Every project is different. Your project might require more than just removing the old roof, laying waterproofing, and building the rooftop terrace.
It might involve major building works such as installing new structural beams and floor joists to carry the weight of the rooftop terrace. In this case, the rooms under the roof must be removed and replaced. You are more likely to be embarking on a major — rather than a minor — building works. It is best to consult a draftman and revisit your drafting plans to know exact costs and the amount of work involved.
Structural issues are very common in this type of project, especially when working on older houses. There is a huge chance that your building designer will deal with existing chimney, parapet, walls, or structures originally braced on the roof of your house.
You will need a designer who can think of ingenious ways to work around these, because you are not always allowed to remove them. You will also need a structural engineer to review the changes.
Weight is an issue when you landscape your rooftop terrace. One cubic metre of soil can weigh between 1.2 and 1.7 metric tonnes, or between 1,200 and 1,700 kilograms. This is a load that needs to be structurally factored in.

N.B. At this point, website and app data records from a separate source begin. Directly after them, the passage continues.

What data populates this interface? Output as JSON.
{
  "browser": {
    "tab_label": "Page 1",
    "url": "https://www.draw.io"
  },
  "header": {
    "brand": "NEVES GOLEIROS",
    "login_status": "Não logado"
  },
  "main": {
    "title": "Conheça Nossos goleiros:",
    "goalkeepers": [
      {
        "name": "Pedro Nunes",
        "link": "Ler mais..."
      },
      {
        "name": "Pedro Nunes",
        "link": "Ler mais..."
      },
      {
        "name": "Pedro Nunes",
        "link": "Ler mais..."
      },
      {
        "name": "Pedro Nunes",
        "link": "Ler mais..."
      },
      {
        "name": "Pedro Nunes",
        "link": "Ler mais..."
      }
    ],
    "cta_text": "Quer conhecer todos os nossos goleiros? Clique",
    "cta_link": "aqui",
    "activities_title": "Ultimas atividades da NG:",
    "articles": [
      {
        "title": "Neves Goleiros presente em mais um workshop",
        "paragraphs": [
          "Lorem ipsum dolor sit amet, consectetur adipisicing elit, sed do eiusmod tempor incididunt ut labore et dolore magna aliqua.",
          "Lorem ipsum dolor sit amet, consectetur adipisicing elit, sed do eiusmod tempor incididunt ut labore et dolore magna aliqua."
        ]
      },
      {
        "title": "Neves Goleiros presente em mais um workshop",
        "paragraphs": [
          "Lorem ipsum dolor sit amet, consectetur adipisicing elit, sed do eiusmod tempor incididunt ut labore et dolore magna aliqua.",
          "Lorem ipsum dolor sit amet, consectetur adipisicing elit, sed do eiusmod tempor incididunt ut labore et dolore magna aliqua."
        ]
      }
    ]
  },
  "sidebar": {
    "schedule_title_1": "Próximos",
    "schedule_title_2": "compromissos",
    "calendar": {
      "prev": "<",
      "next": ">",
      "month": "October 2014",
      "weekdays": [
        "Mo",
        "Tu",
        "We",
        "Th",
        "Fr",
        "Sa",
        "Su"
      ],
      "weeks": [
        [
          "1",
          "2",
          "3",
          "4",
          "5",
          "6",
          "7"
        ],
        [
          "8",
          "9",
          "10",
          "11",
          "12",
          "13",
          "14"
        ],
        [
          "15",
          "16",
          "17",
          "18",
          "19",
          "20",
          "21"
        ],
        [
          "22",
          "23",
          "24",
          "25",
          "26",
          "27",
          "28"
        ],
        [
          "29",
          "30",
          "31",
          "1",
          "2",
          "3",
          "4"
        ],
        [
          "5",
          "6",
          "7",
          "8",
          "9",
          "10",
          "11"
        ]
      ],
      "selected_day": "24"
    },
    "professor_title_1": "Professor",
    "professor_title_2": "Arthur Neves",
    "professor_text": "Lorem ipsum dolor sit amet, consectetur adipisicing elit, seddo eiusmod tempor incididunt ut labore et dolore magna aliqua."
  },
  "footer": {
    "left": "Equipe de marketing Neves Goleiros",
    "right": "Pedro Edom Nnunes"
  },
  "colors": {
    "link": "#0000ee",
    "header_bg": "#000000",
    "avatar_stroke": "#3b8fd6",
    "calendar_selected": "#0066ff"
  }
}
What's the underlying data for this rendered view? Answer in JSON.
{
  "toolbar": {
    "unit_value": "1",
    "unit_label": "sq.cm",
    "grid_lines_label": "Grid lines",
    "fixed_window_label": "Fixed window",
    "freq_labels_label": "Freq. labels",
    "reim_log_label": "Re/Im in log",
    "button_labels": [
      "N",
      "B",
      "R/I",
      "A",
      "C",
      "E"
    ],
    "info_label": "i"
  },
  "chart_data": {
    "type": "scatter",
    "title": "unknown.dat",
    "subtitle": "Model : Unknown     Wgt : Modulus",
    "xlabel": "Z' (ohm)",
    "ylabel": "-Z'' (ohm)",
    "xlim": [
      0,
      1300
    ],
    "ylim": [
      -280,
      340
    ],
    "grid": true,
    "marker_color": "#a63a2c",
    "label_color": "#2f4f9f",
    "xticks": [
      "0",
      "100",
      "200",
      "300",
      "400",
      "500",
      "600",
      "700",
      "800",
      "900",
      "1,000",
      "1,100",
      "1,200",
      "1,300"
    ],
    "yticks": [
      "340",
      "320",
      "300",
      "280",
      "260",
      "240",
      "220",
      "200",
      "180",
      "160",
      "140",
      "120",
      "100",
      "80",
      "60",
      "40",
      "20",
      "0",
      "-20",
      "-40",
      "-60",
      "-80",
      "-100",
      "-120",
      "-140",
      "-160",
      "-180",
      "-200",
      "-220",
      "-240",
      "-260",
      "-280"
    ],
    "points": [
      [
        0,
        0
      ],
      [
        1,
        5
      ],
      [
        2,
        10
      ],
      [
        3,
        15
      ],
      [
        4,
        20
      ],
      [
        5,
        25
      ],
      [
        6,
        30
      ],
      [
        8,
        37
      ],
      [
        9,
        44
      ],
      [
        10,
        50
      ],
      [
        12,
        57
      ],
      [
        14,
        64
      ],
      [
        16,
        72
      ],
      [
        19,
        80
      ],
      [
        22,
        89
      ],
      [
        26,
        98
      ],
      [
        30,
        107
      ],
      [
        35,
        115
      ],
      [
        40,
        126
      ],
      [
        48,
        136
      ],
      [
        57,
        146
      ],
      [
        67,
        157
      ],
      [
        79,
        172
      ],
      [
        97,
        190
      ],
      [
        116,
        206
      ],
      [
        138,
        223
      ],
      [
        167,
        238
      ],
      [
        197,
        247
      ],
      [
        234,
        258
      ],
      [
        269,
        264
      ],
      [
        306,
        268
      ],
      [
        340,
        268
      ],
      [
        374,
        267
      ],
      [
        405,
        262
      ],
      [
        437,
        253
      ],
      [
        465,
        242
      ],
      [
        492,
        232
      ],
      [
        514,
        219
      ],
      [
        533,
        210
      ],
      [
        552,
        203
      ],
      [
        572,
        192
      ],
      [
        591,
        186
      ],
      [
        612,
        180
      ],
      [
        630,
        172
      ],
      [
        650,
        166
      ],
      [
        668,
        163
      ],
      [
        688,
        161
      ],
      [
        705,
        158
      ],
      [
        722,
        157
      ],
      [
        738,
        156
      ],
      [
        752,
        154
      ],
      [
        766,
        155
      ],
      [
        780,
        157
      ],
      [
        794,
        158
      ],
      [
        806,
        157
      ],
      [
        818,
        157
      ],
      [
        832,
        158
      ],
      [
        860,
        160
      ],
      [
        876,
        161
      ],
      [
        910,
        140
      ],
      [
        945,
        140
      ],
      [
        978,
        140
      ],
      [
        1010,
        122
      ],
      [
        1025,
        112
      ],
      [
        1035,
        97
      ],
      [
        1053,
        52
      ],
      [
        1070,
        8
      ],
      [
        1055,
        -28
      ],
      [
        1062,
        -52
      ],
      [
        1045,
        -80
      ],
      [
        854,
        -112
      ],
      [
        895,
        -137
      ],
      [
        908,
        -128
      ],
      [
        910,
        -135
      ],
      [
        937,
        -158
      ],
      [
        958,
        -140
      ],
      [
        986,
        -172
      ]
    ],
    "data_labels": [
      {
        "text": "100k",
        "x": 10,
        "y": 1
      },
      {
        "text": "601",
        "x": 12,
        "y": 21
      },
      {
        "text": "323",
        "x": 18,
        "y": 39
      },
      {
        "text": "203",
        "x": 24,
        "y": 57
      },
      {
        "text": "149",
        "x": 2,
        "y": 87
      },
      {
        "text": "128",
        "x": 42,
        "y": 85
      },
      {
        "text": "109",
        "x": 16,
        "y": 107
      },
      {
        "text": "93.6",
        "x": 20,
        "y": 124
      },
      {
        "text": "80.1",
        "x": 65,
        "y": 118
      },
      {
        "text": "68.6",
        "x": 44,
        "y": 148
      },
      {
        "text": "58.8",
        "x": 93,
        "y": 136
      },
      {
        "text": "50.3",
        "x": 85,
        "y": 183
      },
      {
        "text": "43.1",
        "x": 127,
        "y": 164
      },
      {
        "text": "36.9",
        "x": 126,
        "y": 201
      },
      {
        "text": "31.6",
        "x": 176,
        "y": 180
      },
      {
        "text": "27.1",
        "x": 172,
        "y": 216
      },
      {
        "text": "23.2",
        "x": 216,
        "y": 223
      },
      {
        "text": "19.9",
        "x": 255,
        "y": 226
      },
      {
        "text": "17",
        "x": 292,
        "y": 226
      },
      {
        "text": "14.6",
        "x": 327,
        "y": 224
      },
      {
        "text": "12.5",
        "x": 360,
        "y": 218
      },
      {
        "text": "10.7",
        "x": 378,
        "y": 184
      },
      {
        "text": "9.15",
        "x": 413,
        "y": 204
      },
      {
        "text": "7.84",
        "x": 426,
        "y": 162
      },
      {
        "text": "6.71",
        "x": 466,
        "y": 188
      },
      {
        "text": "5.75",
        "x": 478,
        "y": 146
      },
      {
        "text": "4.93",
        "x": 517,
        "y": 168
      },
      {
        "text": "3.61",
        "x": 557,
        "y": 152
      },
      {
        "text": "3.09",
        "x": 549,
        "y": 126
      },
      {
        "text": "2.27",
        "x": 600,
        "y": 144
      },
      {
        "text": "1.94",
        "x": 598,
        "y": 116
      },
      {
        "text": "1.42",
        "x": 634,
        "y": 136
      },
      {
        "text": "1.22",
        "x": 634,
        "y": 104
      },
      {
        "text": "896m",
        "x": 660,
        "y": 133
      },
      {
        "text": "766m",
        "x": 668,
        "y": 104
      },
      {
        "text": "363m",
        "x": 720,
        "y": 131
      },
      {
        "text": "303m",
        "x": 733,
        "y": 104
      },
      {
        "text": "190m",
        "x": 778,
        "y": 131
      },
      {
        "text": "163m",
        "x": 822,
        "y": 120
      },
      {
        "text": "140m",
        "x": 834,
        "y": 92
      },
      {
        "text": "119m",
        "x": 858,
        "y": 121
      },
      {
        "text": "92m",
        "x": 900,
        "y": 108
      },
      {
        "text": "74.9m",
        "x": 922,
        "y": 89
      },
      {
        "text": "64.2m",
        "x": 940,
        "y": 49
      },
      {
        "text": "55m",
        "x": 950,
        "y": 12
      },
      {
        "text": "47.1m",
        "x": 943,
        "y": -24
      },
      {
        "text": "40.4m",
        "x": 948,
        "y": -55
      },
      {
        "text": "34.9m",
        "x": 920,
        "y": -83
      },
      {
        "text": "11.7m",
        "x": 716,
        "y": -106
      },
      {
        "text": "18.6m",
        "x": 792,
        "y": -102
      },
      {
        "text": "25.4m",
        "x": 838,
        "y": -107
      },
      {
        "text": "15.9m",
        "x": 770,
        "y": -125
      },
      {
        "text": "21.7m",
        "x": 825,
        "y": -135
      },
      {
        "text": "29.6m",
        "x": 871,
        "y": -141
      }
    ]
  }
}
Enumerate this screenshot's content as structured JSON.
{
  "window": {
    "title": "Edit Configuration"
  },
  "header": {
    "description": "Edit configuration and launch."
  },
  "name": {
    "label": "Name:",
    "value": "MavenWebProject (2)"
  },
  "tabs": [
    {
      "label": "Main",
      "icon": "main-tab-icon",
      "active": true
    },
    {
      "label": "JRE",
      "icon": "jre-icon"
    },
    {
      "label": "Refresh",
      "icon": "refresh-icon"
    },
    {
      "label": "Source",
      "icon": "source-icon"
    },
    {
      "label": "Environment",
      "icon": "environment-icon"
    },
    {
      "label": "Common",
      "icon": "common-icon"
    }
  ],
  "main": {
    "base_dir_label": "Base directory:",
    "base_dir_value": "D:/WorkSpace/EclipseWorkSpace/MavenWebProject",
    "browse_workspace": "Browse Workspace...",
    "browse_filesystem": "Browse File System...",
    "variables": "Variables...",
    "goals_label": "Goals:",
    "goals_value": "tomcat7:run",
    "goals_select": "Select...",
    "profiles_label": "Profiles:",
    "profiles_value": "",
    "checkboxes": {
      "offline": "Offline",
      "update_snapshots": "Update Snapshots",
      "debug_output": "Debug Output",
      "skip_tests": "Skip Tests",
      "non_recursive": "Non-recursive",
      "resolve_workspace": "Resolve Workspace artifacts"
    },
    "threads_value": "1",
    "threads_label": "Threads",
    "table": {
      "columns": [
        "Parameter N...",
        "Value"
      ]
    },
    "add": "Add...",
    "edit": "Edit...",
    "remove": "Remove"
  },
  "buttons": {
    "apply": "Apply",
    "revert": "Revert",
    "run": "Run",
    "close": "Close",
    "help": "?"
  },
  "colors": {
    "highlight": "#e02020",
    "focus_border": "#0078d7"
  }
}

You will need the inputs of your draftman, designer and a structural engineer about managing the weight of your new rooftop. If you want to reduce the load, consider using pots and planter boxes to grow greens. Instead of growing lawn on soil, consider using a lightweight artificial turf.
Waterproofing is non-negotiable and required when building a rooftop terrace.
Note that every project is unique and requires different challenges. The waterproofing needs of a simple rooftop terrace with a lounge is different when there’s a pool or a garden.
Also, ensure there’s adequate fall to gutters and the size of the gutters are correct. Opt for oversized gutters because we never know how much rain we’ll deal with. Always have an overflow pop, in case the gutters and rainwater heads get blocked. Check this regularly and make sure they’re clear of blockages.
Give a close thought to your material selections for the underfoot, because your rooftop terrace will be brutally exposed to the elements from sun up to sun down.
Timber decking is one of the top choices of homeowners across the country. It gives the rooftop terrace a warm and contemporary feel, adding personality to your house and making it stand out in your neighborhood. What’s more, it increases the value of your home.
Timber decking is great because it doesn’t get hot underfoot, but it needs to be cared for more frequently.
Another popular option is tile flooring, usually made from sandstone, granite, slate and concrete. Tiled surfaces are low-maintenance, but these get hot very quickly and radiate heat which you feel on the rooftop and on the rooms underneath. You will need to minimise glare too, to avoid accidents and to make the space more comfortable.
Whichever flooring material you choose, make sure that it is designed for outdoor use and has a warranty.
It is highly recommended to have a source of shade on your rooftop terrace. You will need it, especially in the summer because the roof can get very hot.
What you want is a shelter that one can’t see from the street level, won’t affect your heritage facade, or won’t be seen by your neighbours.
When you have a well-shaded outdoor space on the rooftop, you are more likely to spend more time there.
You probably want a rooftop terrace because you want a huge entertaining space at home, and because you don’t want your guests jammed in your small living room.
But, can you imagine yourself climbing up three to four flights of stairs while carrying food and drinks every time you have friends over? Can you imagine yourself carrying a bunch of dirty dishes downstairs every weekend?
Great designers make rooftop terraces more user-friendly. If you want a rooftop terrace that’s perfect for entertaining, consider incorporating a kitchenette (with a barbecue, sink, and storage) to reduce the hassle. It requires a bigger budget, but it will be worth it because you will spend more time here and enjoy the space more often.
Are you longing to build a rooftop terrace? Let us know your plans! Get a free quote here.